Many expats are attracted to work in Brazil’s booming oil industry and the growing restaurant and hospitality sectors are also attracting a large number of overseas workers. In the run up to the 2014 FIFA World Cup and the 2016 Olympic Games a large number of foreign companies are working in Brazil providing services and consultancy.
By opening a business in Brazil using an investment visa many foreigner entrepreneurs are able to establish a means of income and the ability to live in Brazil legally. It is noticeable that a lot of new bar owners are also foreigners.
There is also a high demand for English speaking skilled workers especially in the IT, finance, education and oil and gas industries. Only 5% of the Brazilian population speak English and the country realises that if it is to compete on an international basis with the other BRIC countries such as China and India this figure needs to increase substantially. Not having a good command of English affects access to knowledge and to foreign markets, according to Antony Mueller, a professor of economics at the Federal University of Sergipe in Brazil.
Quote from Gringos.com : “I am living in Rio de Janeiro, Brazil for just over two years now, married to the woman of my dreams for two year’s this up coming Aug. I have been in a ” permanent resident status ” for nearly two years as well… im wondering why it is taking so long for my status to be approved?”
Research by the British Council shows that English speakers can expect to earn between 20 and 50% more. Figures also show that a growing number of Brazilian expats are returning home with the 2010 census confirming that from 2005 to 2010, 174,000 Brazilians returned to their home country, nearly twice as many as between 1995 and 2000. They are attracted back by economic growth, job stability and the fact that there are now fewer opportunities in both the United States and Europe.
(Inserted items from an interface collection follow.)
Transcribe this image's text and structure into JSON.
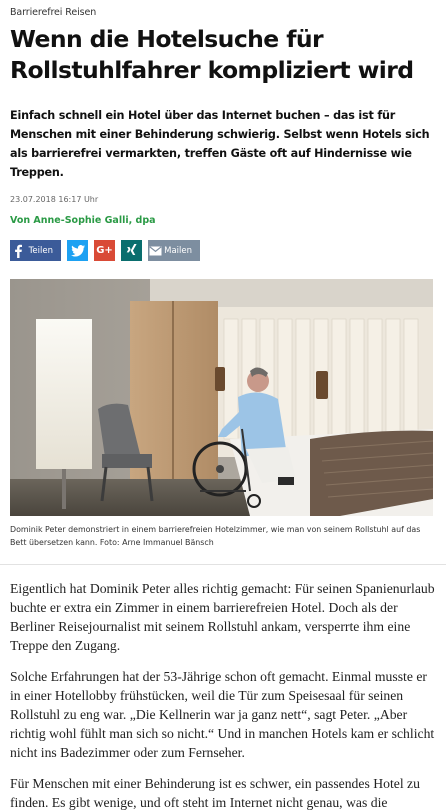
{
  "article": {
    "kicker": "Barrierefrei Reisen",
    "headline": "Wenn die Hotelsuche für Rollstuhlfahrer kompliziert wird",
    "teaser": "Einfach schnell ein Hotel über das Internet buchen – das ist für Menschen mit einer Behinderung schwierig. Selbst wenn Hotels sich als barrierefrei vermarkten, treffen Gäste oft auf Hindernisse wie Treppen.",
    "date": "23.07.2018 16:17 Uhr",
    "author": "Von Anne-Sophie Galli, dpa"
  },
  "share": {
    "facebook_label": "Teilen",
    "mail_label": "Mailen",
    "icons": [
      "facebook-icon",
      "twitter-icon",
      "google-plus-icon",
      "xing-icon",
      "mail-icon"
    ]
  },
  "photo": {
    "caption": "Dominik Peter demonstriert in einem barrierefreien Hotelzimmer, wie man von seinem Rollstuhl auf das Bett übersetzen kann. Foto: Arne Immanuel Bänsch"
  },
  "body": {
    "paragraphs": [
      "Eigentlich hat Dominik Peter alles richtig gemacht: Für seinen Spanienurlaub buchte er extra ein Zimmer in einem barrierefreien Hotel. Doch als der Berliner Reisejournalist mit seinem Rollstuhl ankam, versperrte ihm eine Treppe den Zugang.",
      "Solche Erfahrungen hat der 53-Jährige schon oft gemacht. Einmal musste er in einer Hotellobby frühstücken, weil die Tür zum Speisesaal für seinen Rollstuhl zu eng war. „Die Kellnerin war ja ganz nett“, sagt Peter. „Aber richtig wohl fühlt man sich so nicht.“ Und in manchen Hotels kam er schlicht nicht ins Badezimmer oder zum Fernseher.",
      "Für Menschen mit einer Behinderung ist es schwer, ein passendes Hotel zu finden. Es gibt wenige, und oft steht im Internet nicht genau, was die"
    ]
  },
  "colors": {
    "author_green": "#2a9a45",
    "facebook": "#3b5b99",
    "twitter": "#1da1f2",
    "google_plus": "#d94a36",
    "xing": "#0a6e6e",
    "mail": "#7d8ea0"
  }
}
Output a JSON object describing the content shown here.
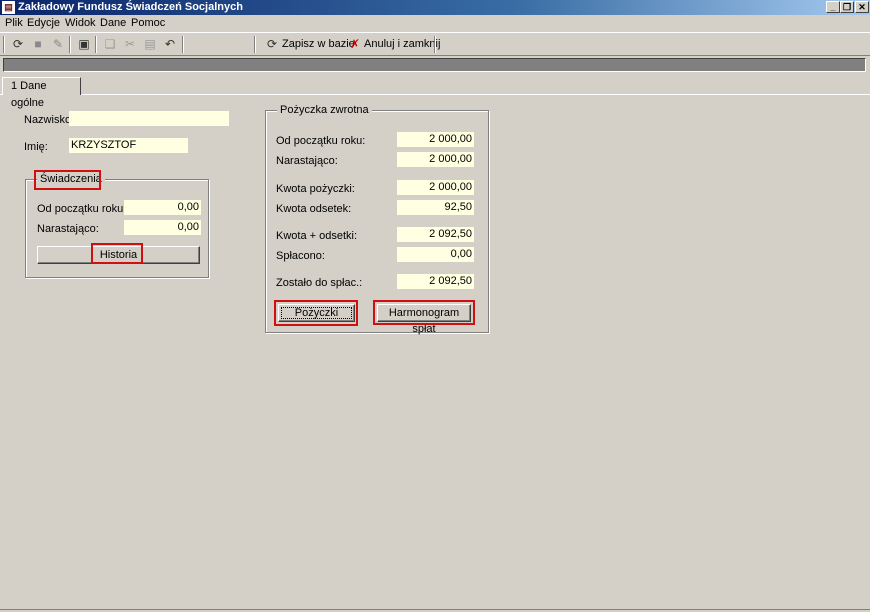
{
  "window": {
    "title": "Zakładowy Fundusz Świadczeń Socjalnych",
    "app_icon": "app-icon",
    "controls": [
      "minimize-icon",
      "restore-icon",
      "close-icon"
    ]
  },
  "menu": [
    "Plik",
    "Edycje",
    "Widok",
    "Dane",
    "Pomoc"
  ],
  "toolbar": {
    "icons": [
      "refresh-icon",
      "save-disk-icon",
      "tools-icon",
      "properties-icon",
      "copy-icon",
      "cut-icon",
      "paste-icon",
      "undo-icon"
    ],
    "save_label": "Zapisz w bazie",
    "cancel_label": "Anuluj i zamknij"
  },
  "tabs": [
    {
      "label": "1 Dane ogólne",
      "active": true
    }
  ],
  "person": {
    "surname_label": "Nazwisko:",
    "surname_value": "",
    "name_label": "Imię:",
    "name_value": "KRZYSZTOF"
  },
  "benefits": {
    "title": "Świadczenia",
    "from_year_label": "Od początku roku:",
    "from_year_value": "0,00",
    "cumulative_label": "Narastająco:",
    "cumulative_value": "0,00",
    "history_button": "Historia"
  },
  "loan": {
    "title": "Pożyczka zwrotna",
    "from_year_label": "Od początku roku:",
    "from_year_value": "2 000,00",
    "cumulative_label": "Narastająco:",
    "cumulative_value": "2 000,00",
    "amount_label": "Kwota pożyczki:",
    "amount_value": "2 000,00",
    "interest_label": "Kwota odsetek:",
    "interest_value": "92,50",
    "total_label": "Kwota + odsetki:",
    "total_value": "2 092,50",
    "repaid_label": "Spłacono:",
    "repaid_value": "0,00",
    "remaining_label": "Zostało do spłac.:",
    "remaining_value": "2 092,50",
    "loans_button": "Pożyczki",
    "schedule_button": "Harmonogram spłat"
  },
  "colors": {
    "field_bg": "#ffffe1",
    "highlight": "#d01010",
    "window_bg": "#d4d0c8"
  }
}
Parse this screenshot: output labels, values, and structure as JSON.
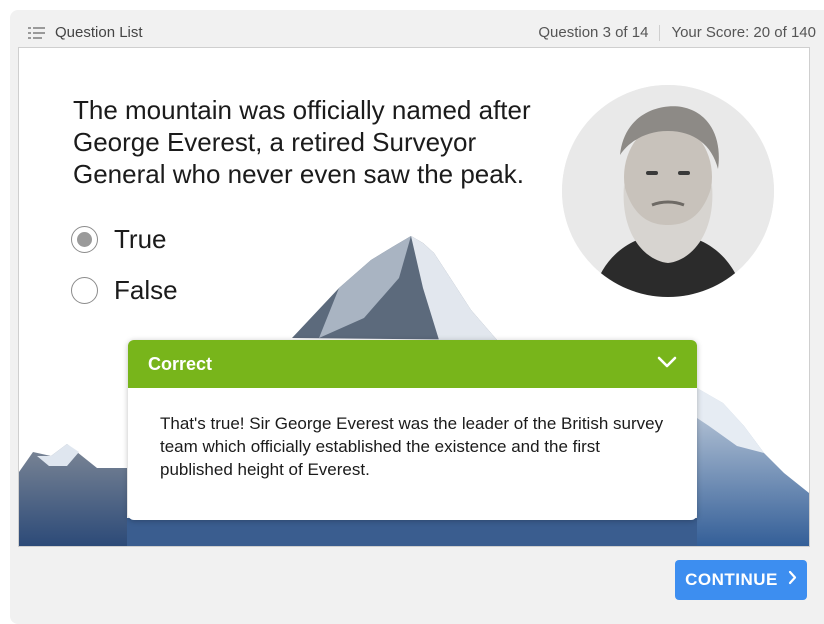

A recent report by O Globo says that the number of requests for a Cadastro de Pessoas Físicas (CPF) by foreigners after they have obtained legal residence in the country has increased 10% since 2011. Official figures from the Registro Nacional de Estrangeiros (RNE), based on data issued by the Department of Foreign Affairs, shows that the number of legal foreign residents has boomed in the last decade – the number of foreign residents in Brazil increased from 22,418 in 2002 to 1,466,584 in 2011.
One reason could be that the law has been relaxed to allow so called illegal immigrants to be given permanent residency after a new law, known as the Amnesty Law, was introduced in 2009. This change is likely to have benefitted immigrants from neighbouring countries and so far over 43,000 have taken the opportunity to take up residency in Brazil. These include 17,000 from Bolivia, 4,600 from Peru and 4,100 from Paraguay. Other nations with high numbers include 5,500 from China and 1,100 from Korea with around 2,400 Europeans also coming into the system.